### Study material
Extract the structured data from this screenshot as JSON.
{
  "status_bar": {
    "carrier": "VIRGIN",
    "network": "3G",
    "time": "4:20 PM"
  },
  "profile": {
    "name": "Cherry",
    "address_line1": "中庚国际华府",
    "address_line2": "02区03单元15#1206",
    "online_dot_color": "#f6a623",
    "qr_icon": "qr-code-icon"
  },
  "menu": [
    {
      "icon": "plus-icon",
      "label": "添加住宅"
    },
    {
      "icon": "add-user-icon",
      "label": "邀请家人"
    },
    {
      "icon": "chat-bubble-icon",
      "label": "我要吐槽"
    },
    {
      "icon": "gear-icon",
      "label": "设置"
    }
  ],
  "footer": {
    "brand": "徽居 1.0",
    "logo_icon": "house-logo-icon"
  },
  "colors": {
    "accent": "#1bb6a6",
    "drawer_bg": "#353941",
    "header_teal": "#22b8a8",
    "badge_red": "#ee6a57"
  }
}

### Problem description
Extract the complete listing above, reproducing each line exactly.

### Result
Extract the structured data from this screenshot as JSON.
{
  "status_bar": {
    "carrier": "VIRGIN",
    "network": "3G",
    "time": "4:20 PM"
  },
  "profile": {
    "name": "Cherry",
    "address_line1": "中庚国际华府",
    "address_line2": "02区03单元15#1206",
    "online_dot_color": "#f6a623",
    "qr_icon": "qr-code-icon"
  },
  "menu": [
    {
      "icon": "plus-icon",
      "label": "添加住宅"
    },
    {
      "icon": "add-user-icon",
      "label": "邀请家人"
    },
    {
      "icon": "chat-bubble-icon",
      "label": "我要吐槽"
    },
    {
      "icon": "gear-icon",
      "label": "设置"
    }
  ],
  "footer": {
    "brand": "徽居 1.0",
    "logo_icon": "house-logo-icon"
  },
  "colors": {
    "accent": "#1bb6a6",
    "drawer_bg": "#353941",
    "header_teal": "#22b8a8",
    "badge_red": "#ee6a57"
  }
}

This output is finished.